Macs I have and Macs I have Owned
Macintosh SE with/internal drive - first Mac - graphic design and BBSing - 1987
Screen died and I passed this Mac on to a friend about 10 years ago.
Macintosh SE with internal Drive, purchased second-hand from Goodwill in 2002,
I missed my old Mac SE and wanted to have this one.
Macintosh Classic - purchased second-hand from a Goodwill Store in 2002, a fun
Mac I fire up once in a while.
Macintosh IIcx - Used for graphic design for about 5 years - 1988
Macintosh IIci - given to me by a friend, which I used as a backup computer in the late
1990s, now donated to Goodwill.
Macintosh X - purchased second-hand and used as FirstClass BBS server from 1992-1995, donated to Goodwill a few years ago.
Quadra 650 - used for graphic design work - 1994, still works, but with no internal CD rom, and non G3 CPU, it's serving as a paperweight, even though I did in fact replace the mother board some ten+ years ago so it's technically a G3 box.
Macintosh G3 Minitower - used for graphic design work for about 5 years - purchased new in1998. I recently installed OS9.2 and used this computer to transfer some files from some Jaz drives over to an archive drive. May do the same with some old Syquest and Zip disks.
iMac (Bondi) 1998 - used for misc work by my wife, given to a friend about 5 years ago.
PowerBook 180 - used for writing mainly, purchased used in 1999, I use this now to call up BBSs.
iBook (G3) - purchased in 2002 - used for work, presentations. I use this Mac around the house as it has a good batter life (due to the small screen) and it has an Airport card and Panther. Great for surfing the web.
G5 - used for graphic design work. purchased in 2004, used as a backup computer. While this Mac is technically "retired" I do use it as backup computer and I may use it as file server.
G4 17 inch PowerBook - presentations, travel computer, purchased in 2005. I'm running Leopard on this Mac and I recently upgraded the RAM. I use this Mac when travelling and doing client presentations.
MacPro - my first Intel Mac, with dual 2.66 GHz CPUs - current graphic workhorse, 2008. I am running Tiger on this Mac and I have 5 GB ram and I've filled the drive bays with three 1-TB drives. I like this Mac more than the G5—it's cooler and easier to swap out drives.
How I got Started Using Macintoshess
In the 1970s I got my start as a graphic artist working for a print shop in Columbus, Georgia. In those days, everything was analog . . . photographic based, but in the late 70's I got to use some early photo typesetters, and while primitive by today's standards, it was a big leap over IBM's strike on-type (IBM Composer).
While computers started to find their way into the small business and consumer market by 1979 and 1980, most had to be programed and I remember telling my friend who had a ViC Commodore, as he wrote line after line of code to make role-playing game come to life, that I probably wouldn't own a computer until I could buy one that came with programs already written for it. Which turned out to be so true.
I worked part-time and put myself through college, so it took me a while to get my BFA degree.

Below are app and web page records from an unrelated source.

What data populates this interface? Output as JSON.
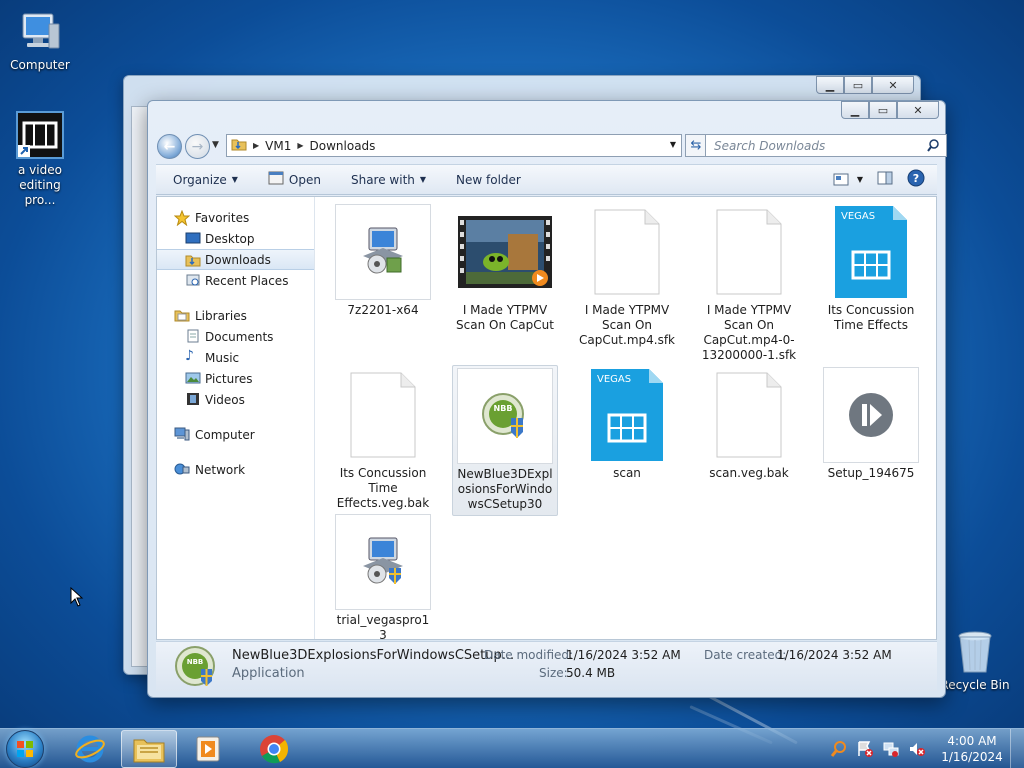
{
  "desktop": {
    "icons": [
      {
        "label": "Computer",
        "icon": "computer-icon"
      },
      {
        "label": "a video editing pro...",
        "icon": "film-shortcut-icon"
      },
      {
        "label": "Recycle Bin",
        "icon": "recycle-bin-icon"
      }
    ]
  },
  "back_window": {
    "controls": [
      "minimize",
      "maximize",
      "close"
    ]
  },
  "explorer": {
    "breadcrumb": [
      "VM1",
      "Downloads"
    ],
    "search_placeholder": "Search Downloads",
    "toolbar": {
      "organize": "Organize",
      "open": "Open",
      "share_with": "Share with",
      "new_folder": "New folder"
    },
    "nav": {
      "favorites": "Favorites",
      "desktop": "Desktop",
      "downloads": "Downloads",
      "recent_places": "Recent Places",
      "libraries": "Libraries",
      "documents": "Documents",
      "music": "Music",
      "pictures": "Pictures",
      "videos": "Videos",
      "computer": "Computer",
      "network": "Network"
    },
    "files": [
      {
        "name": "7z2201-x64",
        "icon": "installer-icon"
      },
      {
        "name": "I Made YTPMV Scan On CapCut",
        "icon": "video-thumbnail-icon"
      },
      {
        "name": "I Made YTPMV Scan On CapCut.mp4.sfk",
        "icon": "blank-file-icon"
      },
      {
        "name": "I Made YTPMV Scan On CapCut.mp4-0-13200000-1.sfk",
        "icon": "blank-file-icon"
      },
      {
        "name": "Its Concussion Time Effects",
        "icon": "vegas-project-icon"
      },
      {
        "name": "Its Concussion Time Effects.veg.bak",
        "icon": "blank-file-icon"
      },
      {
        "name": "NewBlue3DExplosionsForWindowsCSetup30",
        "icon": "newblue-setup-icon"
      },
      {
        "name": "scan",
        "icon": "vegas-project-icon"
      },
      {
        "name": "scan.veg.bak",
        "icon": "blank-file-icon"
      },
      {
        "name": "Setup_194675",
        "icon": "media-setup-icon"
      },
      {
        "name": "trial_vegaspro13",
        "icon": "installer-icon"
      }
    ],
    "details": {
      "name": "NewBlue3DExplosionsForWindowsCSetup...",
      "type": "Application",
      "modified_label": "Date modified:",
      "modified_value": "1/16/2024 3:52 AM",
      "created_label": "Date created:",
      "created_value": "1/16/2024 3:52 AM",
      "size_label": "Size:",
      "size_value": "50.4 MB"
    }
  },
  "taskbar": {
    "pinned": [
      "internet-explorer-icon",
      "windows-explorer-icon",
      "media-player-icon",
      "chrome-icon"
    ],
    "clock_time": "4:00 AM",
    "clock_date": "1/16/2024"
  },
  "colors": {
    "accent": "#1f77c9",
    "vegas_blue": "#1aa0e0"
  }
}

In 1984 I graduated from Auburn University, and I, like many others, were quite excited about the Macintosh and where graphic arts was headed.
In 1987 I started my own design studio in Atlanta, and bought my first Mac, an SE. I started out with Quark XPress (or Quirk XPress, as it was buggy at first), and soon thereafter I had a large book project and I was determined to produce it using the Mac.

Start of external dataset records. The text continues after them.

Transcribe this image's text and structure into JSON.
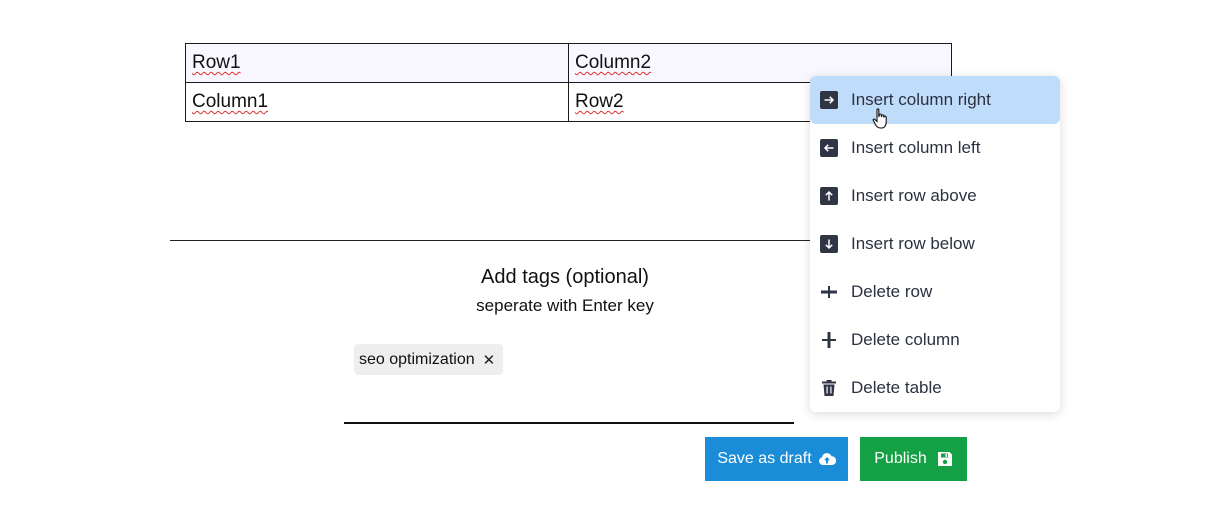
{
  "table": {
    "rows": [
      [
        "Row1",
        "Column2"
      ],
      [
        "Column1",
        "Row2"
      ]
    ]
  },
  "tags": {
    "title": "Add tags (optional)",
    "subtitle": "seperate with Enter key",
    "items": [
      {
        "label": "seo optimization",
        "remove": "✕"
      }
    ]
  },
  "actions": {
    "save_draft": "Save as draft",
    "publish": "Publish"
  },
  "context_menu": {
    "items": [
      {
        "label": "Insert column right",
        "icon": "arrow-right-icon",
        "active": true
      },
      {
        "label": "Insert column left",
        "icon": "arrow-left-icon",
        "active": false
      },
      {
        "label": "Insert row above",
        "icon": "arrow-up-icon",
        "active": false
      },
      {
        "label": "Insert row below",
        "icon": "arrow-down-icon",
        "active": false
      },
      {
        "label": "Delete row",
        "icon": "delete-row-icon",
        "active": false
      },
      {
        "label": "Delete column",
        "icon": "delete-column-icon",
        "active": false
      },
      {
        "label": "Delete table",
        "icon": "trash-icon",
        "active": false
      }
    ]
  },
  "colors": {
    "draft_button": "#1a8cd8",
    "publish_button": "#14a044",
    "menu_highlight": "#c0dcfb",
    "icon_fill": "#2f3545"
  }
}
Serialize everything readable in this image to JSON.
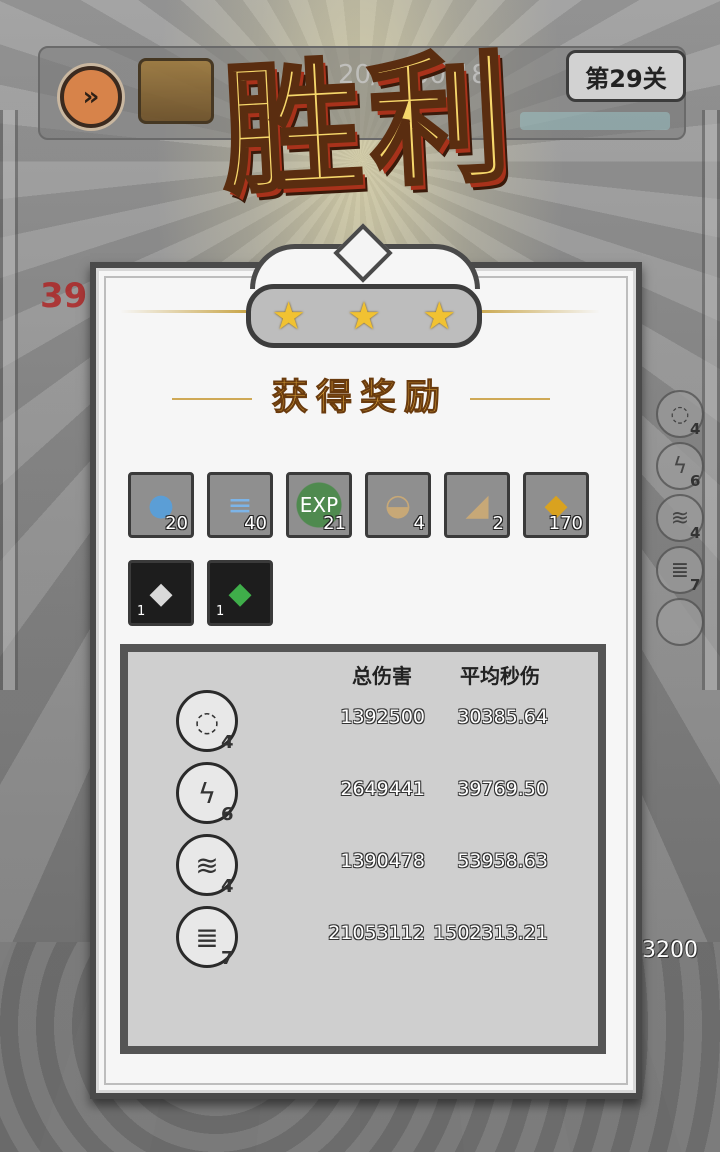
{
  "hud": {
    "fast_forward_icon": "fast-forward-icon",
    "wave_text": "20/",
    "timer_text": "00:18",
    "level_label": "第29关"
  },
  "victory_title": "胜利",
  "stars": [
    "★",
    "★",
    "★"
  ],
  "rewards_title": "获得奖励",
  "rewards": [
    {
      "icon": "blue-gem-bomb-icon",
      "glyph": "●",
      "count": "20",
      "color": "#5b9ed6"
    },
    {
      "icon": "blue-gem-ice-icon",
      "glyph": "≡",
      "count": "40",
      "color": "#7cb4e8"
    },
    {
      "icon": "exp-orb-icon",
      "glyph": "EXP",
      "count": "21",
      "color": "#4f8a4f"
    },
    {
      "icon": "hat-scroll-icon",
      "glyph": "◒",
      "count": "4",
      "color": "#c7a877"
    },
    {
      "icon": "boot-scroll-icon",
      "glyph": "◢",
      "count": "2",
      "color": "#c7a877"
    },
    {
      "icon": "gold-coin-icon",
      "glyph": "◆",
      "count": "170",
      "color": "#d9a21f"
    },
    {
      "icon": "stone-icon",
      "glyph": "◆",
      "count": "1",
      "color": "#2e2e2e"
    },
    {
      "icon": "green-crystal-icon",
      "glyph": "◆",
      "count": "1",
      "color": "#2f6b35"
    }
  ],
  "stats": {
    "col_total": "总伤害",
    "col_dps": "平均秒伤",
    "rows": [
      {
        "icon": "water-drop-skill-icon",
        "glyph": "◌",
        "level": "4",
        "total": "1392500",
        "dps": "30385.64"
      },
      {
        "icon": "lightning-skill-icon",
        "glyph": "ϟ",
        "level": "6",
        "total": "2649441",
        "dps": "39769.50"
      },
      {
        "icon": "thunder-chain-skill-icon",
        "glyph": "≋",
        "level": "4",
        "total": "1390478",
        "dps": "53958.63"
      },
      {
        "icon": "tornado-skill-icon",
        "glyph": "≣",
        "level": "7",
        "total": "21053112",
        "dps": "1502313.21"
      }
    ]
  },
  "side_skills": [
    {
      "icon": "water-drop-skill-icon",
      "level": "4"
    },
    {
      "icon": "lightning-skill-icon",
      "level": "6"
    },
    {
      "icon": "thunder-chain-skill-icon",
      "level": "4"
    },
    {
      "icon": "tornado-skill-icon",
      "level": "7"
    },
    {
      "icon": "empty-skill-slot-icon",
      "level": ""
    }
  ],
  "background": {
    "red_number": "39",
    "hp_number": "3200"
  }
}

One of the printing companies I was using at the time for printing design projects for me had a couple of Mac x's, and were also using Quark XPress for page layout and typesetting, who let me send them files via floppy disk and by modem for outputting to photo paper.
I added a video card to my Mac SE so I could use a 19 inch black/white monitor, which was badly needed as the SE's screen was really only good for basic text work. I also added a Daynafile box to the Mac, which allowed me to read and import 5.25 inch PC disks, also very handy since it would be few years before the PC world embraced 3.5 inch floppy disks. I also became a big fan of DataViz, which let me translate MultiMate, WordPerfect and other PC word processing files into Word or other formats which I could use in the Mac.

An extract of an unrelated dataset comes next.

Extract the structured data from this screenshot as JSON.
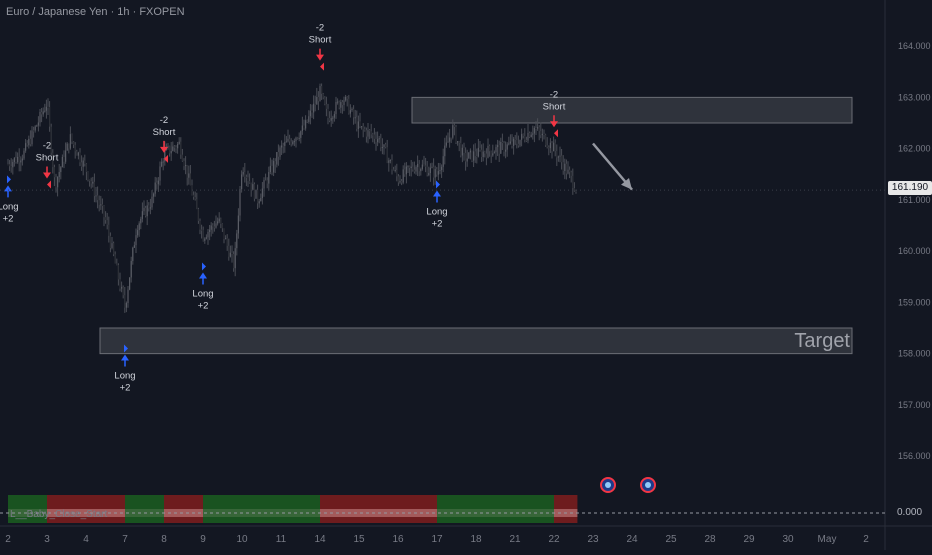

While we didn't have scanners yet, and there were few film output devices available,I was able to produce all my book pages with virtually no "paste up" by outputting using an Itec photo printer, through my printing company's typesetting department.
We still had to output the pages to photo paper, and the printer had to shoot negatives and traditional half-tone negatives of the photographs in the book and "strip" the elements together, but it was great to be able to create entire pages and move elements around the page easily. This project led to a wide range of other projects and I never had to send out for typesetting again.
I moved on to a Mac IIcx as my next main desktop computer about a year later which served me well for the next few years, and I kept the SE for a number of years until the screen died.
Luckily, I was able to find a SE at the local Goodwill store a few years ago, as well as a Mac Classic, which both work, to remind me of "the good old days"
As I look back, it is truly amazing how far graphic design has come in the space of two decades. Today projects go from files to imaging on printing plates, but requires even more work by the designer, but having total control over the project is great and I would never go back to the way things were done before.